I was recently asked where to begin with getting into college. I answered the question, and realized that this is probably good information to put out there, because I’m sure lots of you have these questions!
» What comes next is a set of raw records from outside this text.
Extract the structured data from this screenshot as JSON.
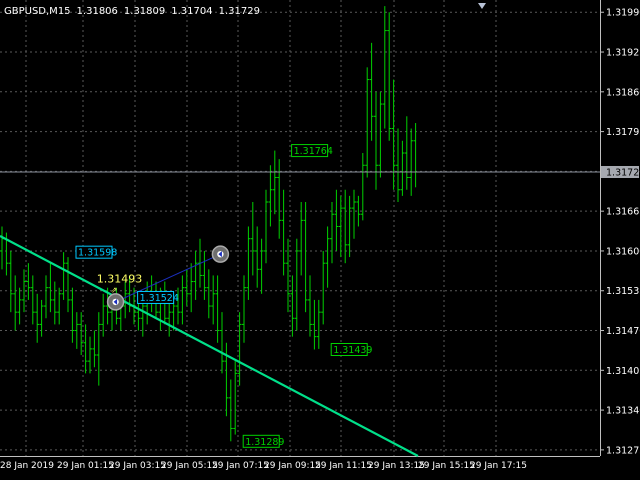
{
  "header": {
    "symbol": "GBPUSD,M15",
    "open": "1.31806",
    "high": "1.31809",
    "low": "1.31704",
    "close": "1.31729"
  },
  "colors": {
    "background": "#000000",
    "grid": "#5a5a5a",
    "bull_bar": "#00d200",
    "bear_bar": "#00d200",
    "current_price_line": "#8a8f9c",
    "trend_line": "#00e08a",
    "connector_line": "#1b2fbf",
    "cyan_label": "#00c8ff",
    "green_label": "#00d200",
    "yellow_label": "#ffff66",
    "price_tag_bg": "#a6a9b0"
  },
  "price_axis": {
    "labels": [
      "1.31990",
      "1.31925",
      "1.31860",
      "1.31795",
      "1.31730",
      "1.31665",
      "1.31600",
      "1.31535",
      "1.31470",
      "1.31405",
      "1.31340",
      "1.31275"
    ],
    "current_price": "1.31729"
  },
  "time_axis": {
    "labels": [
      "28 Jan 2019",
      "29 Jan 01:15",
      "29 Jan 03:15",
      "29 Jan 05:15",
      "29 Jan 07:15",
      "29 Jan 09:15",
      "29 Jan 11:15",
      "29 Jan 13:15",
      "29 Jan 15:15",
      "29 Jan 17:15"
    ]
  },
  "annotations": {
    "labels": [
      {
        "text": "1.31598",
        "style": "cyan",
        "price": 1.31598,
        "bar": 15
      },
      {
        "text": "1.31524",
        "style": "cyan",
        "price": 1.31524,
        "bar": 29
      },
      {
        "text": "1.31764",
        "style": "green",
        "price": 1.31764,
        "bar": 64
      },
      {
        "text": "1.31439",
        "style": "green",
        "price": 1.31439,
        "bar": 73
      },
      {
        "text": "1.31289",
        "style": "green",
        "price": 1.31289,
        "bar": 53
      }
    ],
    "yellow_text": "1.31493",
    "yellow_price": 1.31493,
    "yellow_bar": 22,
    "markers": [
      {
        "bar": 24,
        "price": 1.3152
      },
      {
        "bar": 46,
        "price": 1.31598
      }
    ]
  },
  "chart_data": {
    "type": "ohlc",
    "xlabels": [
      "28 Jan 2019",
      "29 Jan 01:15",
      "29 Jan 03:15",
      "29 Jan 05:15",
      "29 Jan 07:15",
      "29 Jan 09:15",
      "29 Jan 11:15",
      "29 Jan 13:15",
      "29 Jan 15:15",
      "29 Jan 17:15"
    ],
    "ylim": [
      1.31265,
      1.3201
    ],
    "grid": true,
    "price_ticks": [
      1.3199,
      1.31925,
      1.3186,
      1.31795,
      1.3173,
      1.31665,
      1.316,
      1.31535,
      1.3147,
      1.31405,
      1.3134,
      1.31275
    ],
    "bars": [
      {
        "o": 1.316,
        "h": 1.3164,
        "l": 1.3157,
        "c": 1.3162
      },
      {
        "o": 1.3162,
        "h": 1.3163,
        "l": 1.3156,
        "c": 1.3158
      },
      {
        "o": 1.3158,
        "h": 1.316,
        "l": 1.315,
        "c": 1.3153
      },
      {
        "o": 1.3153,
        "h": 1.3156,
        "l": 1.3147,
        "c": 1.315
      },
      {
        "o": 1.315,
        "h": 1.3154,
        "l": 1.3148,
        "c": 1.3152
      },
      {
        "o": 1.3152,
        "h": 1.3157,
        "l": 1.315,
        "c": 1.3155
      },
      {
        "o": 1.3155,
        "h": 1.3158,
        "l": 1.3152,
        "c": 1.3154
      },
      {
        "o": 1.3154,
        "h": 1.3156,
        "l": 1.3148,
        "c": 1.315
      },
      {
        "o": 1.315,
        "h": 1.3153,
        "l": 1.3145,
        "c": 1.3148
      },
      {
        "o": 1.3148,
        "h": 1.3152,
        "l": 1.3146,
        "c": 1.3151
      },
      {
        "o": 1.3151,
        "h": 1.3156,
        "l": 1.3149,
        "c": 1.3154
      },
      {
        "o": 1.3154,
        "h": 1.3158,
        "l": 1.315,
        "c": 1.3152
      },
      {
        "o": 1.3152,
        "h": 1.3155,
        "l": 1.3148,
        "c": 1.315
      },
      {
        "o": 1.315,
        "h": 1.3154,
        "l": 1.3148,
        "c": 1.3153
      },
      {
        "o": 1.3153,
        "h": 1.31598,
        "l": 1.3152,
        "c": 1.3158
      },
      {
        "o": 1.3158,
        "h": 1.3159,
        "l": 1.315,
        "c": 1.3152
      },
      {
        "o": 1.3152,
        "h": 1.3154,
        "l": 1.3145,
        "c": 1.3147
      },
      {
        "o": 1.3147,
        "h": 1.315,
        "l": 1.3144,
        "c": 1.3148
      },
      {
        "o": 1.3148,
        "h": 1.315,
        "l": 1.3143,
        "c": 1.3145
      },
      {
        "o": 1.3145,
        "h": 1.3148,
        "l": 1.314,
        "c": 1.3142
      },
      {
        "o": 1.3142,
        "h": 1.3146,
        "l": 1.314,
        "c": 1.3144
      },
      {
        "o": 1.3144,
        "h": 1.3147,
        "l": 1.3141,
        "c": 1.3143
      },
      {
        "o": 1.3143,
        "h": 1.315,
        "l": 1.3138,
        "c": 1.3148
      },
      {
        "o": 1.3148,
        "h": 1.3153,
        "l": 1.3146,
        "c": 1.3151
      },
      {
        "o": 1.3151,
        "h": 1.3154,
        "l": 1.3148,
        "c": 1.315
      },
      {
        "o": 1.315,
        "h": 1.3153,
        "l": 1.3147,
        "c": 1.3152
      },
      {
        "o": 1.3152,
        "h": 1.3154,
        "l": 1.3148,
        "c": 1.3149
      },
      {
        "o": 1.3149,
        "h": 1.3152,
        "l": 1.3147,
        "c": 1.3151
      },
      {
        "o": 1.3151,
        "h": 1.3155,
        "l": 1.3149,
        "c": 1.3153
      },
      {
        "o": 1.3153,
        "h": 1.3156,
        "l": 1.315,
        "c": 1.3151
      },
      {
        "o": 1.3151,
        "h": 1.3154,
        "l": 1.3148,
        "c": 1.315
      },
      {
        "o": 1.315,
        "h": 1.3153,
        "l": 1.3147,
        "c": 1.3149
      },
      {
        "o": 1.3149,
        "h": 1.3152,
        "l": 1.3146,
        "c": 1.3151
      },
      {
        "o": 1.3151,
        "h": 1.3155,
        "l": 1.3148,
        "c": 1.3153
      },
      {
        "o": 1.3153,
        "h": 1.3156,
        "l": 1.315,
        "c": 1.3152
      },
      {
        "o": 1.3152,
        "h": 1.3155,
        "l": 1.3149,
        "c": 1.315
      },
      {
        "o": 1.315,
        "h": 1.3154,
        "l": 1.3147,
        "c": 1.3152
      },
      {
        "o": 1.3152,
        "h": 1.3155,
        "l": 1.3148,
        "c": 1.3149
      },
      {
        "o": 1.3149,
        "h": 1.3152,
        "l": 1.3146,
        "c": 1.315
      },
      {
        "o": 1.315,
        "h": 1.3153,
        "l": 1.3147,
        "c": 1.3151
      },
      {
        "o": 1.3151,
        "h": 1.3154,
        "l": 1.3148,
        "c": 1.315
      },
      {
        "o": 1.315,
        "h": 1.3156,
        "l": 1.3148,
        "c": 1.3154
      },
      {
        "o": 1.3154,
        "h": 1.3157,
        "l": 1.3151,
        "c": 1.3153
      },
      {
        "o": 1.3153,
        "h": 1.3158,
        "l": 1.315,
        "c": 1.3155
      },
      {
        "o": 1.3155,
        "h": 1.316,
        "l": 1.3152,
        "c": 1.3158
      },
      {
        "o": 1.3158,
        "h": 1.3162,
        "l": 1.3154,
        "c": 1.3156
      },
      {
        "o": 1.3156,
        "h": 1.316,
        "l": 1.3152,
        "c": 1.3154
      },
      {
        "o": 1.3154,
        "h": 1.3157,
        "l": 1.3149,
        "c": 1.3151
      },
      {
        "o": 1.3151,
        "h": 1.3156,
        "l": 1.3148,
        "c": 1.3153
      },
      {
        "o": 1.3153,
        "h": 1.3156,
        "l": 1.3145,
        "c": 1.3147
      },
      {
        "o": 1.3147,
        "h": 1.315,
        "l": 1.314,
        "c": 1.3142
      },
      {
        "o": 1.3142,
        "h": 1.3145,
        "l": 1.3133,
        "c": 1.3136
      },
      {
        "o": 1.3136,
        "h": 1.3139,
        "l": 1.31289,
        "c": 1.3131
      },
      {
        "o": 1.3131,
        "h": 1.3142,
        "l": 1.313,
        "c": 1.314
      },
      {
        "o": 1.314,
        "h": 1.315,
        "l": 1.3138,
        "c": 1.3148
      },
      {
        "o": 1.3148,
        "h": 1.3156,
        "l": 1.3145,
        "c": 1.3154
      },
      {
        "o": 1.3154,
        "h": 1.3164,
        "l": 1.3152,
        "c": 1.3162
      },
      {
        "o": 1.3162,
        "h": 1.3168,
        "l": 1.3156,
        "c": 1.316
      },
      {
        "o": 1.316,
        "h": 1.3164,
        "l": 1.3154,
        "c": 1.3157
      },
      {
        "o": 1.3157,
        "h": 1.3162,
        "l": 1.3153,
        "c": 1.316
      },
      {
        "o": 1.316,
        "h": 1.317,
        "l": 1.3158,
        "c": 1.3168
      },
      {
        "o": 1.3168,
        "h": 1.3174,
        "l": 1.3164,
        "c": 1.317
      },
      {
        "o": 1.317,
        "h": 1.31764,
        "l": 1.3166,
        "c": 1.3172
      },
      {
        "o": 1.3172,
        "h": 1.3175,
        "l": 1.3162,
        "c": 1.3165
      },
      {
        "o": 1.3165,
        "h": 1.317,
        "l": 1.3156,
        "c": 1.3158
      },
      {
        "o": 1.3158,
        "h": 1.3162,
        "l": 1.315,
        "c": 1.3153
      },
      {
        "o": 1.3153,
        "h": 1.3156,
        "l": 1.3146,
        "c": 1.3149
      },
      {
        "o": 1.3149,
        "h": 1.3162,
        "l": 1.3147,
        "c": 1.316
      },
      {
        "o": 1.316,
        "h": 1.3168,
        "l": 1.3156,
        "c": 1.3165
      },
      {
        "o": 1.3165,
        "h": 1.3168,
        "l": 1.315,
        "c": 1.3152
      },
      {
        "o": 1.3152,
        "h": 1.3156,
        "l": 1.3146,
        "c": 1.3148
      },
      {
        "o": 1.3148,
        "h": 1.3152,
        "l": 1.31439,
        "c": 1.3146
      },
      {
        "o": 1.3146,
        "h": 1.3152,
        "l": 1.3144,
        "c": 1.315
      },
      {
        "o": 1.315,
        "h": 1.316,
        "l": 1.3148,
        "c": 1.3158
      },
      {
        "o": 1.3158,
        "h": 1.3164,
        "l": 1.3154,
        "c": 1.3162
      },
      {
        "o": 1.3162,
        "h": 1.3168,
        "l": 1.3158,
        "c": 1.3166
      },
      {
        "o": 1.3166,
        "h": 1.317,
        "l": 1.316,
        "c": 1.3164
      },
      {
        "o": 1.3164,
        "h": 1.3169,
        "l": 1.3159,
        "c": 1.3167
      },
      {
        "o": 1.3167,
        "h": 1.317,
        "l": 1.3158,
        "c": 1.3161
      },
      {
        "o": 1.3161,
        "h": 1.3169,
        "l": 1.3159,
        "c": 1.3167
      },
      {
        "o": 1.3167,
        "h": 1.317,
        "l": 1.3162,
        "c": 1.3168
      },
      {
        "o": 1.3168,
        "h": 1.3169,
        "l": 1.3164,
        "c": 1.3166
      },
      {
        "o": 1.3166,
        "h": 1.3176,
        "l": 1.3165,
        "c": 1.3174
      },
      {
        "o": 1.3174,
        "h": 1.319,
        "l": 1.3172,
        "c": 1.3188
      },
      {
        "o": 1.3188,
        "h": 1.3194,
        "l": 1.3178,
        "c": 1.3182
      },
      {
        "o": 1.3182,
        "h": 1.3186,
        "l": 1.317,
        "c": 1.3174
      },
      {
        "o": 1.3174,
        "h": 1.3186,
        "l": 1.3172,
        "c": 1.3184
      },
      {
        "o": 1.3184,
        "h": 1.32,
        "l": 1.318,
        "c": 1.3196
      },
      {
        "o": 1.3196,
        "h": 1.3199,
        "l": 1.3178,
        "c": 1.318
      },
      {
        "o": 1.318,
        "h": 1.3188,
        "l": 1.317,
        "c": 1.3174
      },
      {
        "o": 1.3174,
        "h": 1.318,
        "l": 1.3168,
        "c": 1.317
      },
      {
        "o": 1.317,
        "h": 1.3178,
        "l": 1.3169,
        "c": 1.3176
      },
      {
        "o": 1.3176,
        "h": 1.3182,
        "l": 1.317,
        "c": 1.3172
      },
      {
        "o": 1.3172,
        "h": 1.318,
        "l": 1.3169,
        "c": 1.3178
      },
      {
        "o": 1.3178,
        "h": 1.31809,
        "l": 1.31704,
        "c": 1.31729
      }
    ]
  }
}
I’m sure you’ve all heard about the SAT and ACT tests. I definitely recommend taking those tests this year, if possible. Talk to your counselor at your school and see if they offer fee waivers or help to pay for them, and pick up a study guide or two. They really help. The difficulty of these tests are different for everyone, especially if you’re not a good test-taker, or you have difficulty with reasoning. That’s where the study guides can really help. Also check online for SAT/ACT preparation, or practice tests. Utilize whatever tools you have available to you! Along with that, I also recommend that you start to build your resume now, if you haven’t already done so. Your counselor should also be able to help with this, since this can be tricky if you’ve never done it before. (Don’t be afraid to ask lots of questions! That’s what they’re there for. :D) Your resume helps schools see what you do and what you’re like outside of the classroom. Take a look at grades, work experience, and extra-curricular activities. All of this can help you plan out your senior year so that you can build yourself up to be the best you can be. Once you do that, you can begin applying for scholarships. Lots of scholarships are available to begin applying as a junior in high school, and will give you a leg up on the competition. This can entail essays, letters of recommendation, or certain merit requirements, but they help so much and it’s worth every bit of effort. Again, your counselor can help you with these and they’ll know what local scholarships would be available to you. (Don’t be afraid to ask your favorite English teacher to proofread any essays you write for scholarships or college applications. They want to help you, and if you show initiative, they’ll probably write you a great letter of recommendation, too!) And of course, start looking into schools and careers. No rush to make your decision this year, but maybe begin narrowing it down to three or four broad fields, or maybe 6 or 7 schools, depending on what you’re looking for. If you’re not sure what you want to do yet, take a look at schools. If you have no career in mind, aim for schools with lots of fields of study, and check out their locations, prices, etc. If you know what you want to do, look into schools with those programs, and do some research into which school would best suit your goals. E-mail current professors at those schools, or make plans to visit their campuses during your senior year. (Some high schools will give you days off of school for campus visits; ask your counselor!) These things should be a good start for your college preparations, and would put you way ahead for your senior year, and hopefully make the college application process a breeze! Best of luck to you all!